Brain imaging genetics, an emerging and rapidly growing research field, studies the relationship between genetic variations and brain imaging quantitative traits (QTs) to gain new insights into the phenotypic characteristics and genetic mechanisms of the brain. Heritability is an important measurement to quantify the proportion of the observed variance in an imaging QT that is explained by genetic factors, and can often be used to prioritize brain QTs for subsequent imaging genetic association studies. Most existing studies define regional imaging QTs using predefined brain parcellation schemes such as the automated anatomical labeling (AAL) atlas. However, the power to dissect genetic underpinnings under QTs defined in such an unsupervised fashion could be negatively affected by heterogeneity within the regions in the partition. To bridge this gap, we propose a novel method to define highly heritable brain regions. Based on voxelwise heritability estimates, we extract brain regions containing spatially connected voxels with high heritability.
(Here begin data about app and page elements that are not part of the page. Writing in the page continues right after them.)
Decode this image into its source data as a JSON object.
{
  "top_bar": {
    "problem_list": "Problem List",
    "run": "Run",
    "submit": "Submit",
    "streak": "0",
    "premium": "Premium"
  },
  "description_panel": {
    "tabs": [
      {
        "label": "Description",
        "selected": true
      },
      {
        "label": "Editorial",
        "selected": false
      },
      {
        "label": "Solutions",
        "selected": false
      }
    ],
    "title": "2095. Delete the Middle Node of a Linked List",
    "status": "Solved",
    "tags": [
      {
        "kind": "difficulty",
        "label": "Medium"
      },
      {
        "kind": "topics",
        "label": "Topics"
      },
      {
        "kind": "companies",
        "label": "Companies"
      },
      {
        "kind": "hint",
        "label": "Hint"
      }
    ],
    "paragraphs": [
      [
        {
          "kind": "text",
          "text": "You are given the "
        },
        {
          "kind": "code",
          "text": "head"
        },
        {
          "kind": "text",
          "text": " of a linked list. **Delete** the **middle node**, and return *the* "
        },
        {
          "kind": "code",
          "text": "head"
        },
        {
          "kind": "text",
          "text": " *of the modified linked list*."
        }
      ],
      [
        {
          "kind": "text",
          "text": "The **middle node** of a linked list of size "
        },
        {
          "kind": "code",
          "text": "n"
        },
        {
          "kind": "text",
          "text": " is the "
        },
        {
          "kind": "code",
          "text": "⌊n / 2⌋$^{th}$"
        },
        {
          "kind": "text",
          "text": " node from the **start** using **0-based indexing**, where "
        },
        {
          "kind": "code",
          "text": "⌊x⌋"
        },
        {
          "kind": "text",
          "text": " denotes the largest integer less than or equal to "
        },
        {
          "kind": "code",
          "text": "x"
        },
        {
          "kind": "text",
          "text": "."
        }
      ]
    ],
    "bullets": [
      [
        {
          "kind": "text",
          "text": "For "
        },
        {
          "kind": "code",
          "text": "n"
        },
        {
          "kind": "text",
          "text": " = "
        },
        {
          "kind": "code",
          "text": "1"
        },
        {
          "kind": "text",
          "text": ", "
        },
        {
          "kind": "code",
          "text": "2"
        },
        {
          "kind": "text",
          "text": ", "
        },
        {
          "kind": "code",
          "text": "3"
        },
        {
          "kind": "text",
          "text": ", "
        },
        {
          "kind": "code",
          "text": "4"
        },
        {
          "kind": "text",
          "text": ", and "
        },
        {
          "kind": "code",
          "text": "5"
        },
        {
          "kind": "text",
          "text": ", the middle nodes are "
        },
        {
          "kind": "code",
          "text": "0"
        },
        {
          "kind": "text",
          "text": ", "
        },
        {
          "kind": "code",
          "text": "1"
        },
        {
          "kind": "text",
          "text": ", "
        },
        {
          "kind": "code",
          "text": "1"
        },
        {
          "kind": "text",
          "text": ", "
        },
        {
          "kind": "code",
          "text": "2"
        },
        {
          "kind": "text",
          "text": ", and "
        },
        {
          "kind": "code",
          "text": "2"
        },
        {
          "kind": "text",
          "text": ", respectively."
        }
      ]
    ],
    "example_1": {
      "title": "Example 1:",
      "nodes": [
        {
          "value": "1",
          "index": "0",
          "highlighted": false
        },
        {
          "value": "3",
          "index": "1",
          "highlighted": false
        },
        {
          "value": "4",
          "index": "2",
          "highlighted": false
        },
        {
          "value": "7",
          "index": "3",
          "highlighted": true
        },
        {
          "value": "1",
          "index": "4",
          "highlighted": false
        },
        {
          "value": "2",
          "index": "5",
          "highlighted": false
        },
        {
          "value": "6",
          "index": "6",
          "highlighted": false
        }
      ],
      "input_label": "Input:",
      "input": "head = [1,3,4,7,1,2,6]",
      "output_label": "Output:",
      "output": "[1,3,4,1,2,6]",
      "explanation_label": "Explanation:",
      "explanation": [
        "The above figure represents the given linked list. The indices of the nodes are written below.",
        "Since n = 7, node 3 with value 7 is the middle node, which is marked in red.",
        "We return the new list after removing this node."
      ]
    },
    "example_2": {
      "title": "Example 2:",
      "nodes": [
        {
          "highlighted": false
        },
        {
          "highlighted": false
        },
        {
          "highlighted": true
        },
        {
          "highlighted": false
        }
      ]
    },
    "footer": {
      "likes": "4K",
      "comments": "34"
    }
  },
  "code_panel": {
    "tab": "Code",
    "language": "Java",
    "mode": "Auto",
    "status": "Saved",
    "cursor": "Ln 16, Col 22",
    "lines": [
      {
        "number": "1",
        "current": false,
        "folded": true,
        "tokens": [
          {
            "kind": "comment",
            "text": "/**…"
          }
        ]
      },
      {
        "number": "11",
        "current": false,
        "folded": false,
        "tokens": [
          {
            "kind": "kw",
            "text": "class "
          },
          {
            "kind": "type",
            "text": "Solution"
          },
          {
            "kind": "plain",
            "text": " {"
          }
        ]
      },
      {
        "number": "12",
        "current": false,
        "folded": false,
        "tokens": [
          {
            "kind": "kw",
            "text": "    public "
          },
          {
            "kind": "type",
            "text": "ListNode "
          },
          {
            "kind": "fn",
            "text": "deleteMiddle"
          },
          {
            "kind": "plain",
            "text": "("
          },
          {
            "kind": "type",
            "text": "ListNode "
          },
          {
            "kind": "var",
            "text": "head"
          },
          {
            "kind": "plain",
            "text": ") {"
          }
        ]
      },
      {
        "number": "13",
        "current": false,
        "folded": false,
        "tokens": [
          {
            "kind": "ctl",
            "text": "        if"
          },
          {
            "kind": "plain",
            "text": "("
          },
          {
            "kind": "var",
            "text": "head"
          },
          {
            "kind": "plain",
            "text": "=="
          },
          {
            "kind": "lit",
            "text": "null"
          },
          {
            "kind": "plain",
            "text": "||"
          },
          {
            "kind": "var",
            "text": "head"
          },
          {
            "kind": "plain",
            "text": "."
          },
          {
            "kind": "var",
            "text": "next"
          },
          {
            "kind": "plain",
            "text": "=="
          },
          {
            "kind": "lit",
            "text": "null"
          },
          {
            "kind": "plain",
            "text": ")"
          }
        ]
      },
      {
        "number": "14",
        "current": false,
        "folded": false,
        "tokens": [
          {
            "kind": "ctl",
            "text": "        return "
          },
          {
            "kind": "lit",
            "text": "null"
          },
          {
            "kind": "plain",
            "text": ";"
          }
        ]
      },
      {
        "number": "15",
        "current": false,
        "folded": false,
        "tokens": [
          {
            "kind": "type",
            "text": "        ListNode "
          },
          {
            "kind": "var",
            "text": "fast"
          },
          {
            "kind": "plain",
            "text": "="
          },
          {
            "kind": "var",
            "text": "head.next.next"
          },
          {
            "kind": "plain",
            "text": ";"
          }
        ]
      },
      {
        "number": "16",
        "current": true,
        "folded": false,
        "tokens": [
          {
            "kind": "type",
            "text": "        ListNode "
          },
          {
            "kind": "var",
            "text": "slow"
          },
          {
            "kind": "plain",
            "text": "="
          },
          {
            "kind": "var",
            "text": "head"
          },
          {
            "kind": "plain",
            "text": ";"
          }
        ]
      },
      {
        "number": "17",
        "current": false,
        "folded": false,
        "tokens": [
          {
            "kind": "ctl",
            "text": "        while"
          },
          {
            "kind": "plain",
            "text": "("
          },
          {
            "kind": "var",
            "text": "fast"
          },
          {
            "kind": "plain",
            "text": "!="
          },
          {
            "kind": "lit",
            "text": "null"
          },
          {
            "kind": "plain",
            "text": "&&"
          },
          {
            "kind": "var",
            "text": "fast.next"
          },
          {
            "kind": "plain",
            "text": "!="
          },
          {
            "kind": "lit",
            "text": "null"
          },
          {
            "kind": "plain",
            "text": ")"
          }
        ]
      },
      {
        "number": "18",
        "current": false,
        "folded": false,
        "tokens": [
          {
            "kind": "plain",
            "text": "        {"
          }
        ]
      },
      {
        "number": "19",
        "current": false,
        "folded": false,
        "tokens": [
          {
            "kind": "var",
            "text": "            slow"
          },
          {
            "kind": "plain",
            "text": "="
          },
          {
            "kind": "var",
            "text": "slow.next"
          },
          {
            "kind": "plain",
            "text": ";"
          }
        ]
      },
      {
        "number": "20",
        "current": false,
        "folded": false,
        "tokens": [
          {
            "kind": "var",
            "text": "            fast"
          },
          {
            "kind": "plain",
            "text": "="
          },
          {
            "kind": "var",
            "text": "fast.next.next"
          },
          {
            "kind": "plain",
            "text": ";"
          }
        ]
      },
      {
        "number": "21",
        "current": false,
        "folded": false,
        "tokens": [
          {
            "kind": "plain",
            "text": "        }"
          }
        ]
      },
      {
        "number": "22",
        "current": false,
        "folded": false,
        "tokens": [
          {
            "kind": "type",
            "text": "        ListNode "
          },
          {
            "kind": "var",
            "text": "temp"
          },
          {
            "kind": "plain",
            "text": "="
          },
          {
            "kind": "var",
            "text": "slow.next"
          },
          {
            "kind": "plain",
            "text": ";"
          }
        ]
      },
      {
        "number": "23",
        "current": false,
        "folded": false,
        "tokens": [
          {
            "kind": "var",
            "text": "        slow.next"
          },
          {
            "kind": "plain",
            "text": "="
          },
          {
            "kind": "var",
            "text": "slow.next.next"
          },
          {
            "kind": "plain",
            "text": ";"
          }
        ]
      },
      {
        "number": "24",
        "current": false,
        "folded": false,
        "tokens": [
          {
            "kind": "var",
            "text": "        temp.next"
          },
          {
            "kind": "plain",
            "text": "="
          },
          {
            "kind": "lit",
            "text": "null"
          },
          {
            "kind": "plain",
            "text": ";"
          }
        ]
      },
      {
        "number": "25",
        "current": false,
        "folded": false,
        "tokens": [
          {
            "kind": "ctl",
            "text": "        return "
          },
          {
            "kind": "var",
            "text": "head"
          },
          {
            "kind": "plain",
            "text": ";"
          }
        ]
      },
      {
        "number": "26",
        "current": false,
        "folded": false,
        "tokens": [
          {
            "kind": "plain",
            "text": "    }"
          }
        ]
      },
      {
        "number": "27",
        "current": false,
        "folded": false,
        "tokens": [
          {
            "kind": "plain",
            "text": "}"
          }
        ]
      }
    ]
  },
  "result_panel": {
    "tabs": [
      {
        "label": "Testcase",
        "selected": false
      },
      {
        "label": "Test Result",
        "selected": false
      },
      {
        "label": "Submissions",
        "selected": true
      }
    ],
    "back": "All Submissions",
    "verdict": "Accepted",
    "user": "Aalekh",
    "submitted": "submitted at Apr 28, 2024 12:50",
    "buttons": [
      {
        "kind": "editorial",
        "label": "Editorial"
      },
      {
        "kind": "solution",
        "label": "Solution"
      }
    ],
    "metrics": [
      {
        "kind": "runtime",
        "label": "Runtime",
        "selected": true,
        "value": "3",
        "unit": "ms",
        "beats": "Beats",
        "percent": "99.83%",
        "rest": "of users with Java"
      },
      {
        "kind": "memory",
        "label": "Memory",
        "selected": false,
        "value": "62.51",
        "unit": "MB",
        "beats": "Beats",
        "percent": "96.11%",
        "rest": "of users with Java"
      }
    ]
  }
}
We perform an empirical study on the amyloid imaging and whole genome sequencing data from a landmark Alzheimer’s disease biobank; and demonstrate the regions defined by our method have much higher estimated heritabilities than the regions defined by the AAL atlas. Our proposed method refines the imaging endophenotype constructions in light of their genetic dissection, and yields more powerful imaging QTs for subsequent detection of genetic risk factors along with better interpretability.
Jingxuan Bao, Zixuan Wen, Mansu Kim, Brain N. Lee, Sang-Hyuk Jung, Christos Davatzikos, Andrew J. Saykin, Paul M. Thompson, Dokyoon Kim, Yize Zhao, Li Shen, and for the Alzheimer’s Disease Neuroimaging Initiative. (2022). "Identifying highly heritable brain amyloid phenotypes through mining Alzheimer’s imaging and sequencing biobank data." Pacific Symposium on Biocomputing.